Occupation survivors reminisce over board game
People in Jersey have been reminiscing over a board game created during World War Two after one was found in a loft.
The Monopoly-style game - called Occupation - may have been a form of light-hearted resistance, said a survivor.
Printed exclusively on the island, the game refers to the difficulties faced by islanders during the Nazi occupation from 1940 to 1945.
Simon Griffiths found the game when he moved into his new home in Jersey.
Islanders Diana and Cliff Petit also own copies - both of which were given to them as children.
Mrs Petit said its creators may have thought "right, we'll do this, we'll show them (the German forces)".
Mrs Petit believes she was given her copy of the game at some point in 1943 while her husband, Cliff, was given his as a Christmas present when he was nine.
"I remember having great enjoyment playing with it during the occupation, where we didn't have much else," said Mrs Petit.
She said she was not sure what the German forces' reaction to the game would have been, had they seen it, and, at the time, her family enjoyed it "as a game" and did not take it "too seriously".
Mr Petit said nothing around the board was too controversial.
"To be honest, I don't think they would have risked going that far," he added.
One tile on the board resonated with Mr Petit in particular - relating to buying eggs, a commodity during the occupation.
He said he remembered his mother walking across the island to get "just two eggs" to feed his father, who was ill and died during the war.
The couple, from St Brelade, brought their versions of the game to the town hall in St Helier in 1995 for the 50th anniversary of Jersey's liberation on 9 May 1945.
Val Nelson, from Jersey Heritage, said an original copy of the game was recently donated to the island's archives.
"It's always been said about the British sense of humour that gets you through any of the hard times," she said.
Ms Nelson said the game was "advertised freely" and it was noticeable it did not say anything derogatory about occupation forces.
"It doesn't even say go to jail, it says go to Gloucester Street," she added.
"Everybody at that point would know Gloucester Street was the prison which held political prisoners, as well as the usual petty criminals."
Occupation of the Channel Islands
- Winston Churchill thought the Channel Islands held no strategic importance for Britain and decided to de-militarise them
- 28 June 1940 - Unaware that the islands were undefended, the Luftwaffe bombed Jersey and Guernsey, killing 44 people
- 30 June to 25 July 1940 - German forces occupied Guernsey, Jersey, Sark, Alderney and finally Herm (although troops were not stationed there)
- Islanders had to live under a curfew, carry ID cards and wirelesses were banned.

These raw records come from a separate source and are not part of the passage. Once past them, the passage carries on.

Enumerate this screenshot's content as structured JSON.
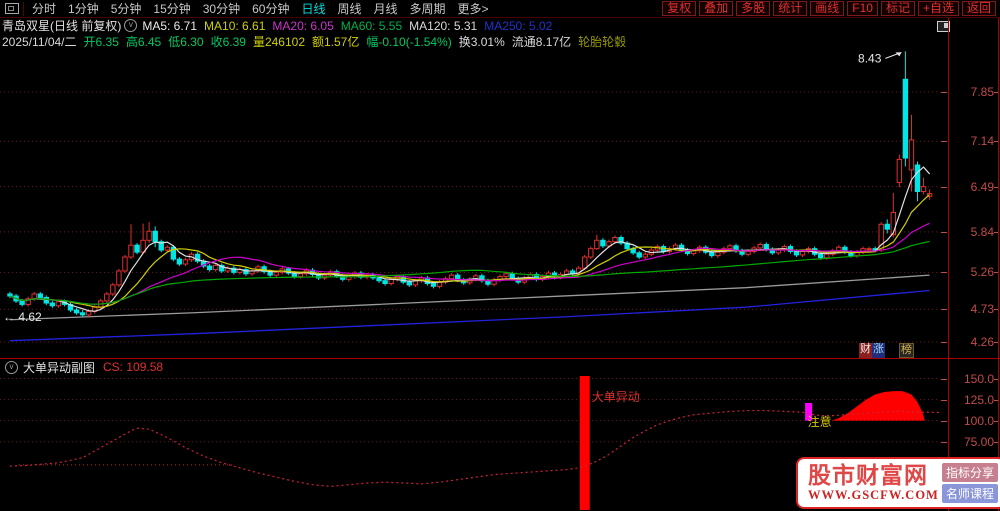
{
  "toolbar_left": {
    "items": [
      "分时",
      "1分钟",
      "5分钟",
      "15分钟",
      "30分钟",
      "60分钟",
      "日线",
      "周线",
      "月线",
      "多周期",
      "更多>"
    ],
    "active": "日线"
  },
  "toolbar_right": {
    "buttons": [
      "复权",
      "叠加",
      "多股",
      "统计",
      "画线",
      "F10",
      "标记",
      "+自选",
      "返回"
    ]
  },
  "title_row": {
    "symbol": "青岛双星(日线 前复权)",
    "mas": [
      {
        "text": "MA5: 6.71",
        "color": "#e8e8e8"
      },
      {
        "text": "MA10: 6.61",
        "color": "#cfcf00"
      },
      {
        "text": "MA20: 6.05",
        "color": "#cc33cc"
      },
      {
        "text": "MA60: 5.55",
        "color": "#00b050"
      },
      {
        "text": "MA120: 5.31",
        "color": "#d8d8d8"
      },
      {
        "text": "MA250: 5.02",
        "color": "#2233cc"
      }
    ]
  },
  "info_row": {
    "fields": [
      {
        "text": "2025/11/04/二",
        "color": "#d8d8d8"
      },
      {
        "text": "开6.35",
        "color": "#00c864"
      },
      {
        "text": "高6.45",
        "color": "#00c864"
      },
      {
        "text": "低6.30",
        "color": "#00c864"
      },
      {
        "text": "收6.39",
        "color": "#00c864"
      },
      {
        "text": "量246102",
        "color": "#cfcf00"
      },
      {
        "text": "额1.57亿",
        "color": "#cfcf00"
      },
      {
        "text": "幅-0.10(-1.54%)",
        "color": "#00c864"
      },
      {
        "text": "换3.01%",
        "color": "#d8d8d8"
      },
      {
        "text": "流通8.17亿",
        "color": "#d8d8d8"
      },
      {
        "text": "轮胎轮毂",
        "color": "#9a9a00"
      }
    ]
  },
  "corner_badges": [
    {
      "text": "财",
      "bg": "#8a1f1f",
      "color": "#eeeeee"
    },
    {
      "text": "涨",
      "bg": "#1f2d7a",
      "color": "#9fd7ff"
    },
    {
      "text": "榜",
      "bg": "#262626",
      "color": "#d9b24a"
    }
  ],
  "sub_header": {
    "title": "大单异动副图",
    "value_label": "CS: 109.58"
  },
  "watermark": {
    "site": "股市财富网",
    "url": "WWW.GSCFW.COM",
    "badges": [
      {
        "text": "指标分享",
        "bg": "#c57f8e"
      },
      {
        "text": "名师课程",
        "bg": "#8a96d8"
      }
    ]
  },
  "colors": {
    "up": "#e03030",
    "down": "#00e5e5",
    "grid": "#6b1a1a",
    "axis_text": "#c34a4a",
    "cs_line": "#d0203a",
    "signal_red": "#ff0000",
    "attention": "#ff00ff",
    "attention_text": "#d8c800"
  },
  "chart_data": [
    {
      "type": "candlestick",
      "title": "青岛双星 日线 前复权",
      "ylabel": "价格",
      "ylim": [
        4.06,
        8.45
      ],
      "y_axis_labels": [
        "7.85",
        "7.14",
        "6.49",
        "5.84",
        "5.26",
        "4.73",
        "4.26"
      ],
      "y_axis_values": [
        7.85,
        7.14,
        6.49,
        5.84,
        5.26,
        4.73,
        4.26
      ],
      "grid": true,
      "first_open": 4.95,
      "closes": [
        4.92,
        4.85,
        4.8,
        4.88,
        4.95,
        4.9,
        4.82,
        4.78,
        4.84,
        4.8,
        4.72,
        4.68,
        4.65,
        4.7,
        4.76,
        4.85,
        4.95,
        5.08,
        5.28,
        5.48,
        5.65,
        5.55,
        5.72,
        5.85,
        5.7,
        5.58,
        5.62,
        5.45,
        5.38,
        5.44,
        5.52,
        5.42,
        5.35,
        5.3,
        5.36,
        5.28,
        5.32,
        5.26,
        5.3,
        5.24,
        5.28,
        5.34,
        5.27,
        5.22,
        5.26,
        5.31,
        5.25,
        5.2,
        5.24,
        5.29,
        5.23,
        5.18,
        5.22,
        5.27,
        5.21,
        5.16,
        5.2,
        5.25,
        5.19,
        5.22,
        5.18,
        5.14,
        5.1,
        5.16,
        5.2,
        5.12,
        5.08,
        5.14,
        5.18,
        5.1,
        5.06,
        5.12,
        5.17,
        5.22,
        5.15,
        5.11,
        5.16,
        5.21,
        5.14,
        5.09,
        5.15,
        5.2,
        5.24,
        5.17,
        5.12,
        5.18,
        5.23,
        5.16,
        5.2,
        5.25,
        5.19,
        5.23,
        5.28,
        5.24,
        5.32,
        5.48,
        5.6,
        5.72,
        5.64,
        5.7,
        5.76,
        5.68,
        5.6,
        5.54,
        5.48,
        5.52,
        5.58,
        5.63,
        5.56,
        5.6,
        5.65,
        5.58,
        5.53,
        5.57,
        5.62,
        5.55,
        5.5,
        5.55,
        5.6,
        5.64,
        5.57,
        5.52,
        5.56,
        5.61,
        5.66,
        5.59,
        5.54,
        5.58,
        5.63,
        5.56,
        5.51,
        5.56,
        5.6,
        5.52,
        5.47,
        5.52,
        5.57,
        5.62,
        5.55,
        5.5,
        5.55,
        5.6,
        5.6,
        5.58,
        5.95,
        5.88,
        6.12,
        6.88,
        6.9,
        7.16,
        6.42,
        6.49,
        6.39
      ],
      "ohlc_overrides": {
        "12": [
          4.68,
          4.72,
          4.62,
          4.65
        ],
        "20": [
          5.48,
          5.95,
          5.45,
          5.65
        ],
        "22": [
          5.55,
          5.96,
          5.52,
          5.72
        ],
        "23": [
          5.72,
          5.98,
          5.68,
          5.85
        ],
        "24": [
          5.85,
          5.92,
          5.62,
          5.7
        ],
        "97": [
          5.6,
          5.8,
          5.58,
          5.72
        ],
        "144": [
          5.58,
          5.98,
          5.55,
          5.95
        ],
        "145": [
          5.95,
          6.02,
          5.82,
          5.88
        ],
        "146": [
          5.8,
          6.4,
          5.76,
          6.12
        ],
        "147": [
          6.55,
          6.95,
          6.48,
          6.88
        ],
        "148": [
          8.03,
          8.43,
          6.78,
          6.9
        ],
        "149": [
          6.73,
          7.52,
          6.42,
          7.16
        ],
        "150": [
          6.8,
          6.85,
          6.28,
          6.42
        ],
        "151": [
          6.42,
          6.62,
          6.38,
          6.49
        ],
        "152": [
          6.35,
          6.45,
          6.3,
          6.39
        ]
      },
      "ma_windows": [
        {
          "n": 5,
          "color": "#e0e0e0"
        },
        {
          "n": 10,
          "color": "#cfcf00"
        },
        {
          "n": 20,
          "color": "#cc00cc"
        },
        {
          "n": 60,
          "color": "#00a800"
        }
      ],
      "ma_long": [
        {
          "name": "MA120",
          "color": "#9a9a9a",
          "points": [
            [
              0,
              4.58
            ],
            [
              0.2,
              4.68
            ],
            [
              0.4,
              4.8
            ],
            [
              0.6,
              4.92
            ],
            [
              0.8,
              5.04
            ],
            [
              1,
              5.22
            ]
          ]
        },
        {
          "name": "MA250",
          "color": "#2222dd",
          "points": [
            [
              0,
              4.28
            ],
            [
              0.2,
              4.38
            ],
            [
              0.4,
              4.5
            ],
            [
              0.6,
              4.62
            ],
            [
              0.8,
              4.76
            ],
            [
              1,
              5.0
            ]
          ]
        }
      ],
      "annotation_high": {
        "text": "8.43",
        "day": 148,
        "value": 8.43
      },
      "annotation_low": {
        "text": "← 4.62"
      }
    },
    {
      "type": "line",
      "title": "大单异动副图",
      "latest_label": "CS: 109.58",
      "ylim": [
        -6,
        153
      ],
      "y_axis_labels": [
        "150.0",
        "125.0",
        "100.0",
        "75.00"
      ],
      "y_axis_values": [
        150,
        125,
        100,
        75
      ],
      "grid": true,
      "series": [
        {
          "name": "CS",
          "points": [
            [
              0,
              46
            ],
            [
              3,
              47
            ],
            [
              8,
              50
            ],
            [
              12,
              56
            ],
            [
              15,
              68
            ],
            [
              18,
              80
            ],
            [
              20,
              88
            ],
            [
              21,
              91
            ],
            [
              23,
              90
            ],
            [
              26,
              80
            ],
            [
              29,
              68
            ],
            [
              32,
              58
            ],
            [
              35,
              50
            ],
            [
              38,
              44
            ],
            [
              41,
              38
            ],
            [
              44,
              33
            ],
            [
              47,
              28
            ],
            [
              50,
              24
            ],
            [
              53,
              22
            ],
            [
              56,
              24
            ],
            [
              59,
              26
            ],
            [
              62,
              27
            ],
            [
              65,
              26
            ],
            [
              68,
              25
            ],
            [
              71,
              27
            ],
            [
              74,
              30
            ],
            [
              77,
              33
            ],
            [
              80,
              36
            ],
            [
              84,
              38
            ],
            [
              88,
              40
            ],
            [
              92,
              42
            ],
            [
              94,
              44
            ],
            [
              95,
              46
            ],
            [
              97,
              52
            ],
            [
              99,
              60
            ],
            [
              101,
              70
            ],
            [
              103,
              80
            ],
            [
              105,
              88
            ],
            [
              107,
              95
            ],
            [
              109,
              100
            ],
            [
              111,
              104
            ],
            [
              113,
              107
            ],
            [
              116,
              109
            ],
            [
              119,
              111
            ],
            [
              122,
              112
            ],
            [
              125,
              112
            ],
            [
              128,
              111
            ],
            [
              131,
              110
            ],
            [
              132,
              108
            ],
            [
              134,
              106
            ],
            [
              136,
              106
            ],
            [
              138,
              107
            ],
            [
              140,
              108
            ],
            [
              142,
              109
            ],
            [
              144,
              110
            ],
            [
              146,
              111
            ],
            [
              148,
              111
            ],
            [
              150,
              110
            ],
            [
              152,
              110
            ],
            [
              154,
              109.6
            ]
          ]
        }
      ],
      "baseline_segment": {
        "from_day": 1.5,
        "to_day": 37,
        "value": 47.5
      },
      "signal_bar": {
        "day": 95,
        "label": "大单异动"
      },
      "attention_bar": {
        "day": 132,
        "from": 100,
        "to": 121,
        "label": "注意"
      },
      "mountain": {
        "baseline": 100,
        "points": [
          [
            135.8,
            100
          ],
          [
            137,
            103
          ],
          [
            138.5,
            109
          ],
          [
            140,
            117
          ],
          [
            141.5,
            125
          ],
          [
            143,
            131
          ],
          [
            144.5,
            134
          ],
          [
            146,
            135
          ],
          [
            147.5,
            135
          ],
          [
            149,
            131
          ],
          [
            150,
            122
          ],
          [
            150.8,
            110
          ],
          [
            151.2,
            100
          ]
        ]
      }
    }
  ]
}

All British-born islanders were deported to Germany
- 6 June 1944 - Following the D-Day landings food lines were cut between the Channel Islands and German-occupied France. The Red Cross ship SS Vega later began delivering food parcels as the islanders began to starve
- 8 May 1945 - VE Day: German forces yet to surrender
- 9 May 1945 - Liberation Day: unconditional surrender signed by German command in the Channel Islands
Read more on the German Occupation of the Channel Islands.